Assuming (as I can’t find any data on instruction timing) two cycles for the memory reads, and one for the multiply-accumulate, I was hoping at 3 cycles for dot3 and dot4. Maybe even better if there is some dual issue magic going on. Best I can do is 6 cycles.

I’d rather have enough information to “engineer” the system than have to rely on guesses. I’ve worked on many similar DSP optimisation projects in the past which have had data sheets and worked examples as a starting point.

Here is the neon-dot source code on GitLab. If you can make the code run faster – please send me a patch! The output looks something like:

\$ make test
sum: 4e+09 FLOPS: 8e+09
sum: 4e+09 FLOPS: 8e+09
sum: 4.03116e+09 target cycles: 1e+09 FLOPS: 8e+09
sum: 4.03116e+09 target cycles: 1e+09 FLOPS: 8e+09
FLOPS: 4e+09
grep cycles dot_log.txt
4,002,420,630      cycles:u
1,000,606,020      cycles:u
9,150,727,368      cycles:u
6,361,410,330      cycles:u
11,047,080,010      cycles:u

The dotne10 program requires the Ne10 library. There’s a bit of floating point round off in some of the program outputs (adding 1.0 to a big number), that’s not really a bug.

Some resources I did find useful:

1. tterribe NEON tutorial. I’m not sure if the A53 has the same cycle timings as the Cortex-A discussed in this document.
2. ARM docs, I looked at D0487 ARMv8 Arch Ref Manual, DDI500 Cortex A53 TRM, DDI502 Cortex A53 FPU TRM, which both reference the DEN013 ARM Cortex-A Series Programmerâ€™s Guide. Couldn’t find any instruction cycle timing in any of them, but section 20.2 of DEN013 had some general tips.
3. Linux perf was useful for cycle counts, and in record/report mode may help visualise pipeline stalls (but I’m unclear if that’s what I’m seeing due to my limited understanding).

## 5 thoughts on “ARM NEON Optimisation”

1. Diego says:

Have a look at djb’s constant time crypto implementations.
Unfortunately I couldn’t find the ref on his page cr.yp.to but found a slightly older paper by djb and Peter Schwabe
https://cryptojedi.org/papers/neoncrypto-20120320.pdf hope it can serve as a starting point

1. david says:

Thanks Diego. However I’m not clear if the A53 (ARMv8) in Aarch32 mode has the same cycle timing as the Cortex A8, which is a somewhat older family. The paper hints that reference (40) may be a helpful online tool, but the link is dead.

1. Diego says:

That’s a good question.

I have to admit I didn’t read the paper, as I was sure I saw more up to date work on various neon optimised algorithms maybe around 2016/17, but just can’t seem to find the refs. There was a time I was incredibly interested in crypto, but now my life somehow doesn’t let me have the peace of mind digging into it, you know paid work and such weird concepts…

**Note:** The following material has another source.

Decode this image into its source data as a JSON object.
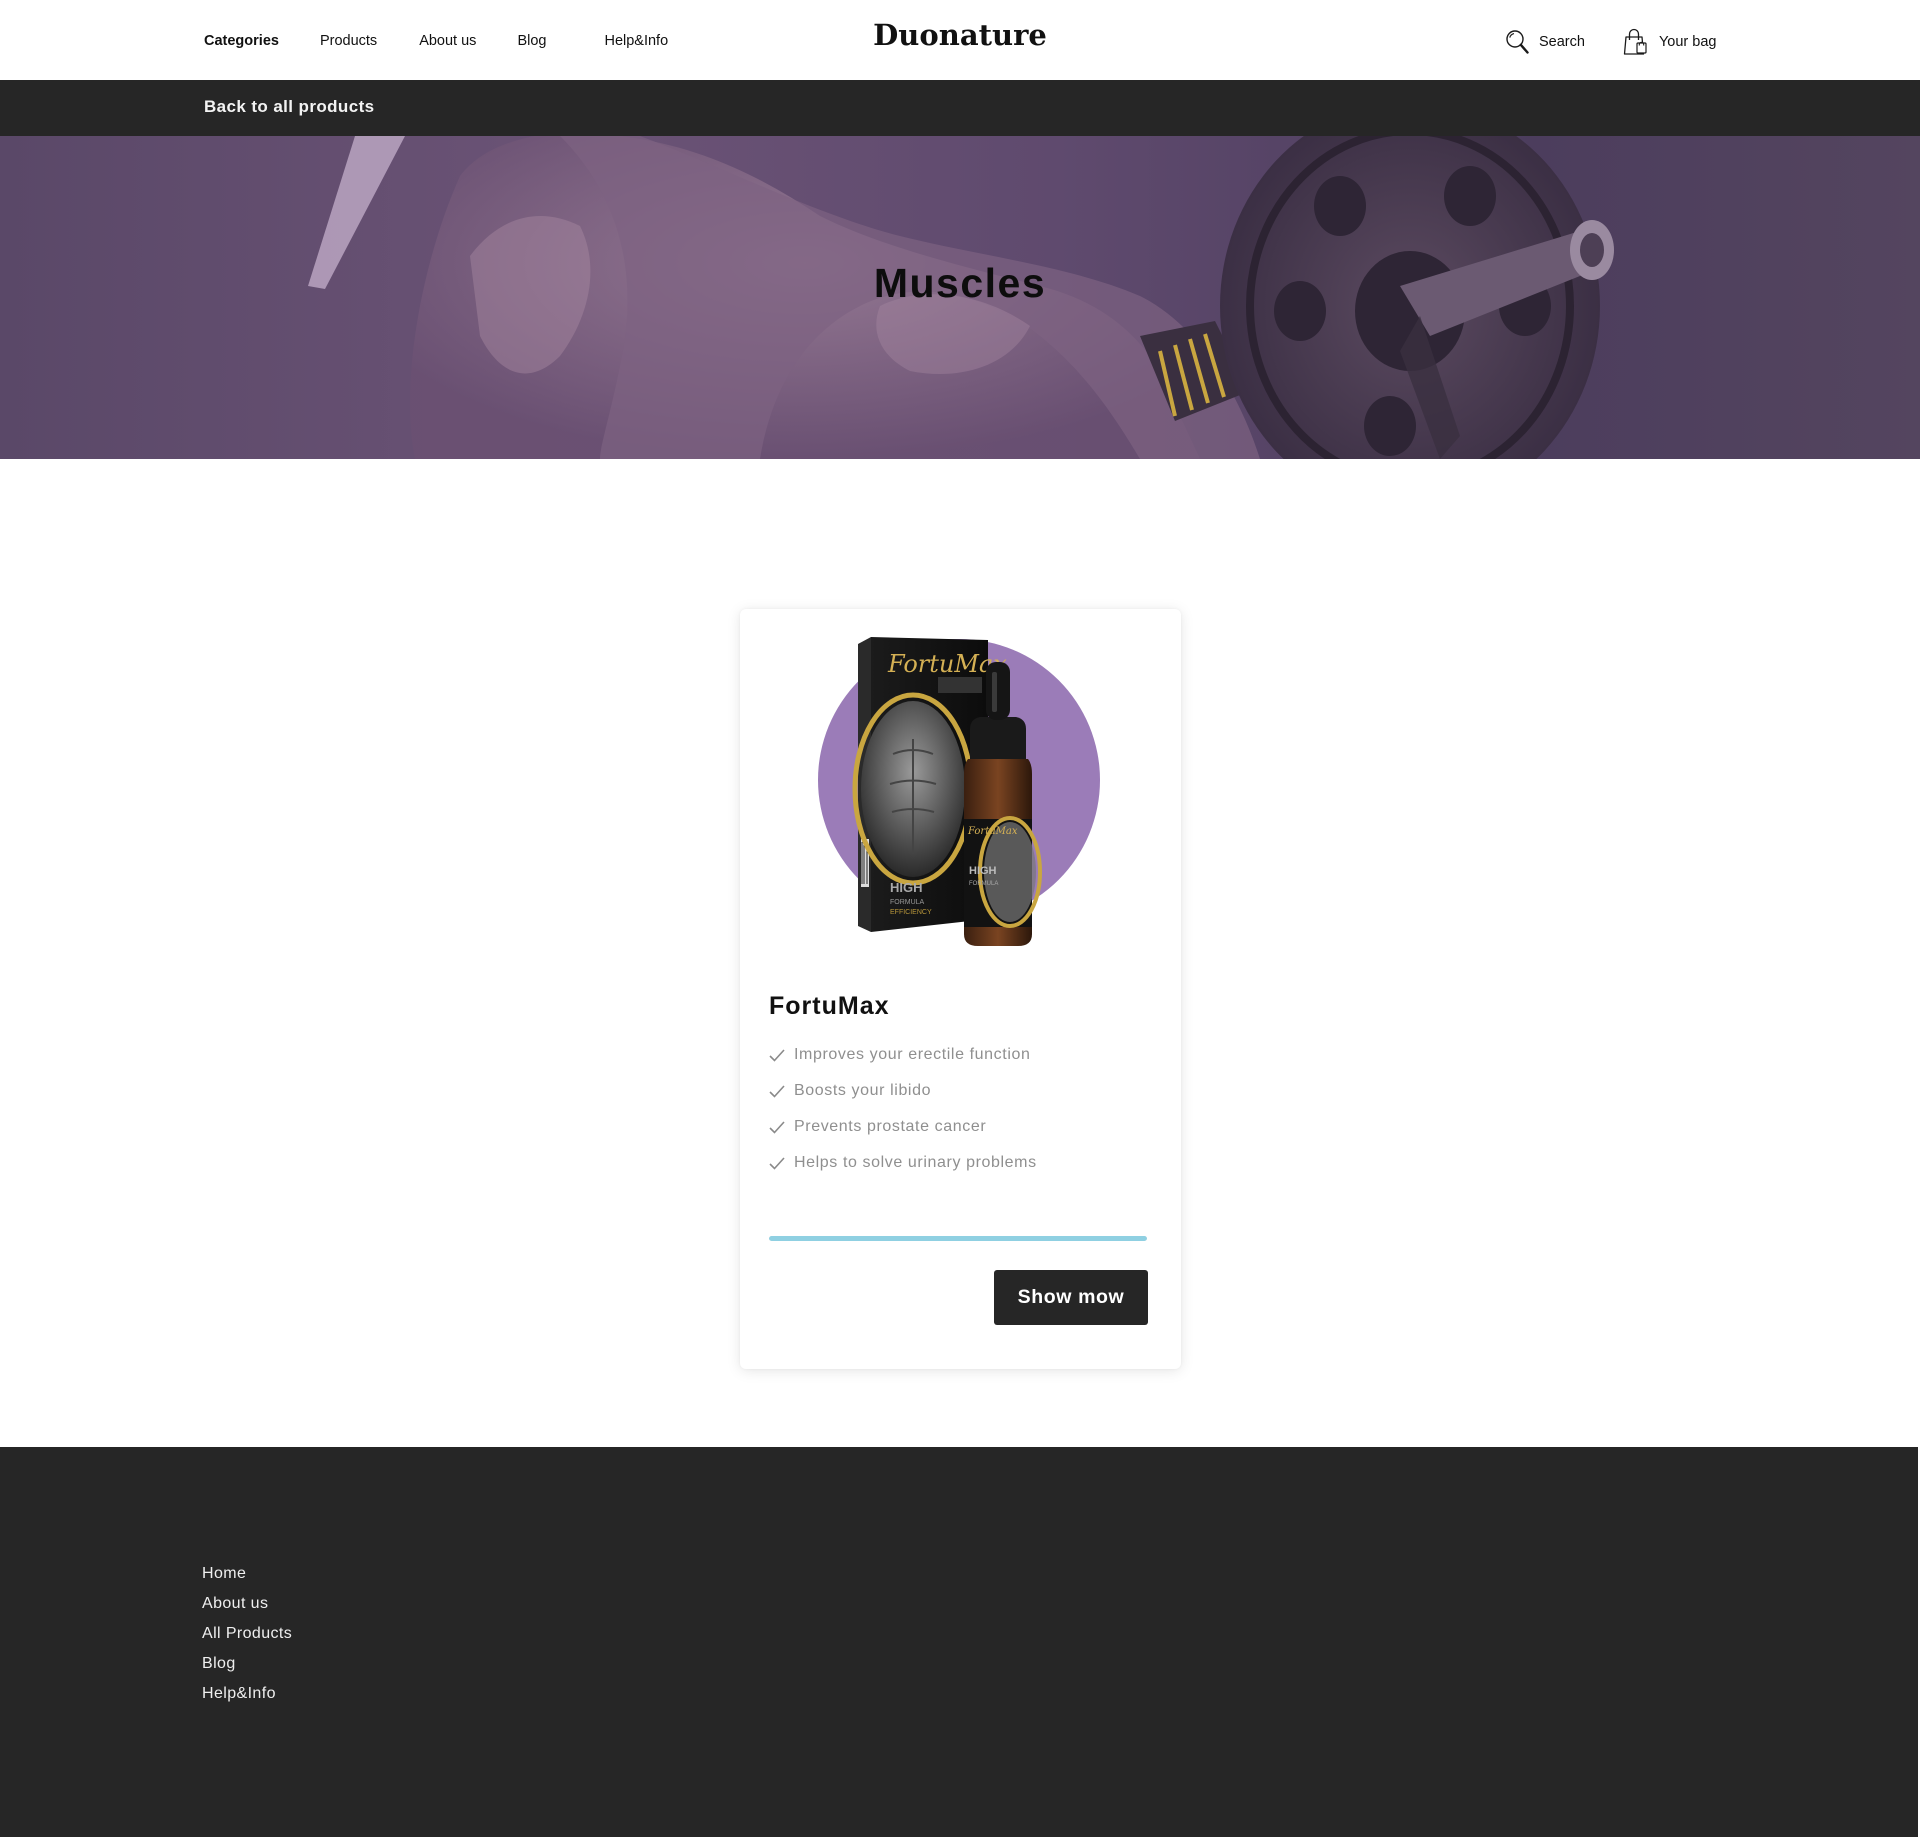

Should I come across something more relevant, I’ll post here.

1. Diego says:

I was digging bit deeper and it seems the Cortex A8 is the reference in crypto and I remembered it wrongly.

Sorry, but I hope you will still make your way through the poorly documented stretches of the ARM landscape.

2. there are lies, damn lies, and spec-sheets.

The memory interface on the rpi isn’t wide enough. The neon unit has all sorts of stalls in it. you don’t have enough regular registers in the general case in 32 bit mode. You would be better off trying to get on a more recent arm and trying again, and/or quitting at your current 3x level.